• [Exercise description]: Print the records again, matching each line exactly.

• [Given information]:
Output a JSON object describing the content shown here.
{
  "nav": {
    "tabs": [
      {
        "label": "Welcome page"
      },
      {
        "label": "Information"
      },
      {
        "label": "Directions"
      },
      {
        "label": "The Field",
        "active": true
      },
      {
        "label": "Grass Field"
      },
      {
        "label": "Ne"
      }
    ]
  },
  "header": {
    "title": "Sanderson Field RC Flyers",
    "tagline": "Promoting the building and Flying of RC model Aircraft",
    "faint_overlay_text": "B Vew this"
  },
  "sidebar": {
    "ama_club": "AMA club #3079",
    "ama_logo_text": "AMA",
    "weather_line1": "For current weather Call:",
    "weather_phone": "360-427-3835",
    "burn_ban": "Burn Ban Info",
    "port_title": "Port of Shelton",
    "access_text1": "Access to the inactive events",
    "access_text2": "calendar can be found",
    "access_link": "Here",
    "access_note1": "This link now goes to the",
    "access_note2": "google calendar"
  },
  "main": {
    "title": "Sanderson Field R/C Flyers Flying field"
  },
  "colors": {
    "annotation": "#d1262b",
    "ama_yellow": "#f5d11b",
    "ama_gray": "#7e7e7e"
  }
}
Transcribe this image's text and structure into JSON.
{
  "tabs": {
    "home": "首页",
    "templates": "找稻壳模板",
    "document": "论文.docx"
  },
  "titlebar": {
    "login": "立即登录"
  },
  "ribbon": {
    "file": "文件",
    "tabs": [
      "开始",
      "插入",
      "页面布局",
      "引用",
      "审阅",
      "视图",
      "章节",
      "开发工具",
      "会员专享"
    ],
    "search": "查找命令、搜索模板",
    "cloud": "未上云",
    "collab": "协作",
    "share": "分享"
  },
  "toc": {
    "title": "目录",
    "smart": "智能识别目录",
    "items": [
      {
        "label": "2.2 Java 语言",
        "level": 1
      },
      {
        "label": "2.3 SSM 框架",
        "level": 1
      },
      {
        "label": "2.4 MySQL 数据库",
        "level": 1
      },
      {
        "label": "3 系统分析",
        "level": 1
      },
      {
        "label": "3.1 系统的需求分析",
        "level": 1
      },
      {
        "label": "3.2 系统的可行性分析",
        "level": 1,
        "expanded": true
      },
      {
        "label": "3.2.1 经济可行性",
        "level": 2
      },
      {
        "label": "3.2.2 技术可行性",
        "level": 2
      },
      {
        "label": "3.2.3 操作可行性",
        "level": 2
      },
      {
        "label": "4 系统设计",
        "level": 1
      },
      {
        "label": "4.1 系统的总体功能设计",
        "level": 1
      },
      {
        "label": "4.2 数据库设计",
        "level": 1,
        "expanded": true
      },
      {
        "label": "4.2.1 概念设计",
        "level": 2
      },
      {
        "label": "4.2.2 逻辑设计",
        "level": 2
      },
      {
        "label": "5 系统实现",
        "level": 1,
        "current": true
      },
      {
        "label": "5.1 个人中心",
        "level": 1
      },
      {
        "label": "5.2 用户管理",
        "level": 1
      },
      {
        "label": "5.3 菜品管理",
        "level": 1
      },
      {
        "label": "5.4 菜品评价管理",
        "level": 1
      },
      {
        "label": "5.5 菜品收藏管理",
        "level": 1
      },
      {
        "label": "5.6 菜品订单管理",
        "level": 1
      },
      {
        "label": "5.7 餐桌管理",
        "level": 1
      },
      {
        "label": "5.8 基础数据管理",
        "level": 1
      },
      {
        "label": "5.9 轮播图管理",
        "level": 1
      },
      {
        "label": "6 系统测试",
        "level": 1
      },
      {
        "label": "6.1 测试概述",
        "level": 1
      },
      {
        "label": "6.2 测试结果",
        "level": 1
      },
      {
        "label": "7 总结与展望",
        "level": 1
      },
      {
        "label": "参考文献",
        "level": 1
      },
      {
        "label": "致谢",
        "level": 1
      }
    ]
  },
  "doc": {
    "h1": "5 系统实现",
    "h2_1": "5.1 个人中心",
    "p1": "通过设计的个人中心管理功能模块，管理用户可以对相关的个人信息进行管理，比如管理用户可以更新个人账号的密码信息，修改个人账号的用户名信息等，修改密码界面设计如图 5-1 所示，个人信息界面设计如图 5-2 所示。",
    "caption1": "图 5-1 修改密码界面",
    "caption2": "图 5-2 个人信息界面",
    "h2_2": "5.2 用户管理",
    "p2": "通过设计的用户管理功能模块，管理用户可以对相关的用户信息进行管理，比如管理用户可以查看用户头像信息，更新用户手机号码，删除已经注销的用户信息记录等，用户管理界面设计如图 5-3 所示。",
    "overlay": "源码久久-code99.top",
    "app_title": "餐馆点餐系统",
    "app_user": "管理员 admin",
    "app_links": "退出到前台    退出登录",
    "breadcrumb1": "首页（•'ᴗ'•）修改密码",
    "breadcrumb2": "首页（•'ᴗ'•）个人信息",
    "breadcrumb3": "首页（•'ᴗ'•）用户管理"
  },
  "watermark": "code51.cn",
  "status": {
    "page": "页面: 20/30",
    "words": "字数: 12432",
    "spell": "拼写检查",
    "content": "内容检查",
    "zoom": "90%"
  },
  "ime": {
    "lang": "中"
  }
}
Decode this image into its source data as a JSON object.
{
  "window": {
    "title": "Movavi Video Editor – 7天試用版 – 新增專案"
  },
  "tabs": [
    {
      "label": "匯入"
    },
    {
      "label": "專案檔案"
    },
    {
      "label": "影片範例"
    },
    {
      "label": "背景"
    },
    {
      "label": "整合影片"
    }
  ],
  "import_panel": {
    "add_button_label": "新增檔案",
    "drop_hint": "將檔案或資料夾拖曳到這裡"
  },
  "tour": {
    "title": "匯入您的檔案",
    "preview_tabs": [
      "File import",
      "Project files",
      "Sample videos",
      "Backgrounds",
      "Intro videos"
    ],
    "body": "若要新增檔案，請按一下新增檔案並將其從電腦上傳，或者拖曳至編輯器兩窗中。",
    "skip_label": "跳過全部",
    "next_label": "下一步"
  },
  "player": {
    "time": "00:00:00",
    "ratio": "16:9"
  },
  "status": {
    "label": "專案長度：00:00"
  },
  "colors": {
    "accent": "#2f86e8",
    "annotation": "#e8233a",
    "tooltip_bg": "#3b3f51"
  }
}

• [Written response]:
Output a JSON object describing the content shown here.
{
  "nav": {
    "tabs": [
      {
        "label": "Welcome page"
      },
      {
        "label": "Information"
      },
      {
        "label": "Directions"
      },
      {
        "label": "The Field",
        "active": true
      },
      {
        "label": "Grass Field"
      },
      {
        "label": "Ne"
      }
    ]
  },
  "header": {
    "title": "Sanderson Field RC Flyers",
    "tagline": "Promoting the building and Flying of RC model Aircraft",
    "faint_overlay_text": "B Vew this"
  },
  "sidebar": {
    "ama_club": "AMA club #3079",
    "ama_logo_text": "AMA",
    "weather_line1": "For current weather Call:",
    "weather_phone": "360-427-3835",
    "burn_ban": "Burn Ban Info",
    "port_title": "Port of Shelton",
    "access_text1": "Access to the inactive events",
    "access_text2": "calendar can be found",
    "access_link": "Here",
    "access_note1": "This link now goes to the",
    "access_note2": "google calendar"
  },
  "main": {
    "title": "Sanderson Field R/C Flyers Flying field"
  },
  "colors": {
    "annotation": "#d1262b",
    "ama_yellow": "#f5d11b",
    "ama_gray": "#7e7e7e"
  }
}
Transcribe this image's text and structure into JSON.
{
  "tabs": {
    "home": "首页",
    "templates": "找稻壳模板",
    "document": "论文.docx"
  },
  "titlebar": {
    "login": "立即登录"
  },
  "ribbon": {
    "file": "文件",
    "tabs": [
      "开始",
      "插入",
      "页面布局",
      "引用",
      "审阅",
      "视图",
      "章节",
      "开发工具",
      "会员专享"
    ],
    "search": "查找命令、搜索模板",
    "cloud": "未上云",
    "collab": "协作",
    "share": "分享"
  },
  "toc": {
    "title": "目录",
    "smart": "智能识别目录",
    "items": [
      {
        "label": "2.2 Java 语言",
        "level": 1
      },
      {
        "label": "2.3 SSM 框架",
        "level": 1
      },
      {
        "label": "2.4 MySQL 数据库",
        "level": 1
      },
      {
        "label": "3 系统分析",
        "level": 1
      },
      {
        "label": "3.1 系统的需求分析",
        "level": 1
      },
      {
        "label": "3.2 系统的可行性分析",
        "level": 1,
        "expanded": true
      },
      {
        "label": "3.2.1 经济可行性",
        "level": 2
      },
      {
        "label": "3.2.2 技术可行性",
        "level": 2
      },
      {
        "label": "3.2.3 操作可行性",
        "level": 2
      },
      {
        "label": "4 系统设计",
        "level": 1
      },
      {
        "label": "4.1 系统的总体功能设计",
        "level": 1
      },
      {
        "label": "4.2 数据库设计",
        "level": 1,
        "expanded": true
      },
      {
        "label": "4.2.1 概念设计",
        "level": 2
      },
      {
        "label": "4.2.2 逻辑设计",
        "level": 2
      },
      {
        "label": "5 系统实现",
        "level": 1,
        "current": true
      },
      {
        "label": "5.1 个人中心",
        "level": 1
      },
      {
        "label": "5.2 用户管理",
        "level": 1
      },
      {
        "label": "5.3 菜品管理",
        "level": 1
      },
      {
        "label": "5.4 菜品评价管理",
        "level": 1
      },
      {
        "label": "5.5 菜品收藏管理",
        "level": 1
      },
      {
        "label": "5.6 菜品订单管理",
        "level": 1
      },
      {
        "label": "5.7 餐桌管理",
        "level": 1
      },
      {
        "label": "5.8 基础数据管理",
        "level": 1
      },
      {
        "label": "5.9 轮播图管理",
        "level": 1
      },
      {
        "label": "6 系统测试",
        "level": 1
      },
      {
        "label": "6.1 测试概述",
        "level": 1
      },
      {
        "label": "6.2 测试结果",
        "level": 1
      },
      {
        "label": "7 总结与展望",
        "level": 1
      },
      {
        "label": "参考文献",
        "level": 1
      },
      {
        "label": "致谢",
        "level": 1
      }
    ]
  },
  "doc": {
    "h1": "5 系统实现",
    "h2_1": "5.1 个人中心",
    "p1": "通过设计的个人中心管理功能模块，管理用户可以对相关的个人信息进行管理，比如管理用户可以更新个人账号的密码信息，修改个人账号的用户名信息等，修改密码界面设计如图 5-1 所示，个人信息界面设计如图 5-2 所示。",
    "caption1": "图 5-1 修改密码界面",
    "caption2": "图 5-2 个人信息界面",
    "h2_2": "5.2 用户管理",
    "p2": "通过设计的用户管理功能模块，管理用户可以对相关的用户信息进行管理，比如管理用户可以查看用户头像信息，更新用户手机号码，删除已经注销的用户信息记录等，用户管理界面设计如图 5-3 所示。",
    "overlay": "源码久久-code99.top",
    "app_title": "餐馆点餐系统",
    "app_user": "管理员 admin",
    "app_links": "退出到前台    退出登录",
    "breadcrumb1": "首页（•'ᴗ'•）修改密码",
    "breadcrumb2": "首页（•'ᴗ'•）个人信息",
    "breadcrumb3": "首页（•'ᴗ'•）用户管理"
  },
  "watermark": "code51.cn",
  "status": {
    "page": "页面: 20/30",
    "words": "字数: 12432",
    "spell": "拼写检查",
    "content": "内容检查",
    "zoom": "90%"
  },
  "ime": {
    "lang": "中"
  }
}
Decode this image into its source data as a JSON object.
{
  "window": {
    "title": "Movavi Video Editor – 7天試用版 – 新增專案"
  },
  "tabs": [
    {
      "label": "匯入"
    },
    {
      "label": "專案檔案"
    },
    {
      "label": "影片範例"
    },
    {
      "label": "背景"
    },
    {
      "label": "整合影片"
    }
  ],
  "import_panel": {
    "add_button_label": "新增檔案",
    "drop_hint": "將檔案或資料夾拖曳到這裡"
  },
  "tour": {
    "title": "匯入您的檔案",
    "preview_tabs": [
      "File import",
      "Project files",
      "Sample videos",
      "Backgrounds",
      "Intro videos"
    ],
    "body": "若要新增檔案，請按一下新增檔案並將其從電腦上傳，或者拖曳至編輯器兩窗中。",
    "skip_label": "跳過全部",
    "next_label": "下一步"
  },
  "player": {
    "time": "00:00:00",
    "ratio": "16:9"
  },
  "status": {
    "label": "專案長度：00:00"
  },
  "colors": {
    "accent": "#2f86e8",
    "annotation": "#e8233a",
    "tooltip_bg": "#3b3f51"
  }
}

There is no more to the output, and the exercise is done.